DnD Children of Earte - a rat illustration

The rat party

Enter Nicholas the rat. He welcomes Neb and her friends, speaking of a party the rats have prepared for them (the theme is rats). Neb excitedly relays this information to the others (who can’t speak rat), but they’re pretty suspicious of Nicholas’ intentions. Neither Insight nor Animal Handling checks can confirm or deny what he’s up to.

In the post-game interview, Deborah Ann Woll levels with Wargamer. “I was not expecting a prolonged conversation with Nicholas”, she says, “and having to improvise on the fly what he would say was not something I was expecting to do.” “I did not have a voice prepared – that came out of my butt.” However, she adds “it’s endlessly fascinating as a DM to create something and see what the characters make of it”.

Maeve was the most against the rat party, and Jennifer Kretchmer explains “this is the first party I have never wanted to attend”. “I think Maeve was raised on Coraline,” she adds. “There is that sense of ‘we’re in this world where things are different, and this in particular feels very familiar and deeply unsettling’. I want nothing to do with it – you kids have fun.”

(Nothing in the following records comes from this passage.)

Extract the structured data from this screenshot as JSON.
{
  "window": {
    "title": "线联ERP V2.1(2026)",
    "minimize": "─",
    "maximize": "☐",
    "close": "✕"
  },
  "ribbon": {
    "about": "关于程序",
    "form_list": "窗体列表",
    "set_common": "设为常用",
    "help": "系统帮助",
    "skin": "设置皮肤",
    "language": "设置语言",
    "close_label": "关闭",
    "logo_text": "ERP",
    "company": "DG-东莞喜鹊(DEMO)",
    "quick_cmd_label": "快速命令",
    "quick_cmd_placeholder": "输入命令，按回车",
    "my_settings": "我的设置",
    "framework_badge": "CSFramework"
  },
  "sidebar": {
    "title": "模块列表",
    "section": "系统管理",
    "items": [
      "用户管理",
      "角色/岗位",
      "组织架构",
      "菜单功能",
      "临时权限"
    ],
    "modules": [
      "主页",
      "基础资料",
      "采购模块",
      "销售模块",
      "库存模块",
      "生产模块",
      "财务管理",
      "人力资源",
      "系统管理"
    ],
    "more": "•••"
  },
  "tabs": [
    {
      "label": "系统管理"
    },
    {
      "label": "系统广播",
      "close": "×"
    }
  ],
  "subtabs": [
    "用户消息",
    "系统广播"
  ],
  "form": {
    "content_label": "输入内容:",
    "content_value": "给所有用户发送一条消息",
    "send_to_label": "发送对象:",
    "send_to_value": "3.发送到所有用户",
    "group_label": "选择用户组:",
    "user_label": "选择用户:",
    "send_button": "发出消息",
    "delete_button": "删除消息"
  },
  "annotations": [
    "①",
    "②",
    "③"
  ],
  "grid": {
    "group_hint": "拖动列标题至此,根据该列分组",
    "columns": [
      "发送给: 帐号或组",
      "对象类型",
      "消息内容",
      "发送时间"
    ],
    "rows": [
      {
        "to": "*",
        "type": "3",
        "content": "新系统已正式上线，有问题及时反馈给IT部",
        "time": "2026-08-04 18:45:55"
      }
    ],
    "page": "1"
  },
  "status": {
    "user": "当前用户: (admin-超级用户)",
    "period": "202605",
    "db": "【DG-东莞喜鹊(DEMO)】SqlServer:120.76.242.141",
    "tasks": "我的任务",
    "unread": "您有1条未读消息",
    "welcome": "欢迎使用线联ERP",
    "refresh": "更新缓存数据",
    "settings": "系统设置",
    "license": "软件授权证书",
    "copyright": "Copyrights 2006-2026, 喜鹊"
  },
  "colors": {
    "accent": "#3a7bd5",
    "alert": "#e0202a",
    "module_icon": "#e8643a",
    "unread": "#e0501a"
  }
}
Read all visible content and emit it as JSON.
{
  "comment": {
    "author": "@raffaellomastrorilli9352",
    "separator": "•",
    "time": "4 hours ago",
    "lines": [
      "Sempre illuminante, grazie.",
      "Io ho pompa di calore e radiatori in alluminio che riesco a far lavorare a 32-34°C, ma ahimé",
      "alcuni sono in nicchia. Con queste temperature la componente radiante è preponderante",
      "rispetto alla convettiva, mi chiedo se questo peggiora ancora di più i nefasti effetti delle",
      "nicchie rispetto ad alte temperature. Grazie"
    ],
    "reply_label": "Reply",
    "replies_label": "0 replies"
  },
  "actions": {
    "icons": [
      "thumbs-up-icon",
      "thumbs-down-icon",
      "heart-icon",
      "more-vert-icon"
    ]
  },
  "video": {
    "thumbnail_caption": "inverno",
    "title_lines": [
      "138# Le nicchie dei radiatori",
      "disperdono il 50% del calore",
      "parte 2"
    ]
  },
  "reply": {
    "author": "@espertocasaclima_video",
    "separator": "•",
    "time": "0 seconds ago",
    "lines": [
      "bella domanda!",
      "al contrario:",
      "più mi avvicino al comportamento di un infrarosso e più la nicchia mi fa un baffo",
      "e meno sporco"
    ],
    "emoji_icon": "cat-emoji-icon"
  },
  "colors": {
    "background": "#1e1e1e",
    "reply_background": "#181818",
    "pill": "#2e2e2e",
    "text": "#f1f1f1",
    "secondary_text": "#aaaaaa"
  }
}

Meanwhile, Adam Bradford and Alicia Marie explain their characters aren’t happy about the rats, but they’re willing to do whatever it takes to get the mirror shard. “She’s [Fairuza] looking forward to figuring this out,” says Marie, “and if that means going to rat parties to get the shard, that’s what we’re doing.” Bradford adds Silas is “highly sceptical of whatever’s going on with the rats here, but he’s focused on trying to find the shard”.

After plenty of debate (and Deborah Ann Woll reminding everyone “this is a rat”), it seems the group has no choice but to eventually attend the rat party. They get some more rest and prepare their ropes before lowering themselves into the mine shaft. Silas tells Fairuza to keep his ring before they go in, and Robin manages to create balls of floating light with her mouth. Gross maybe, but they light the way excellently.

Hope LaVelle told Wargamer “Robin is going in [the mine] as the mother of the bunch”. “She knows from experience when to see a trap,” LaVelle adds, “but she knows her children are excited, and she will be there for them to learn through this experience”.

After carefully descending several levels, the party reaches the bottom of the shaft – but they can’t put their feet on the floor. Below them is a floor filled with writing bats. As Deborah Ann Woll says, “welcome to the party”.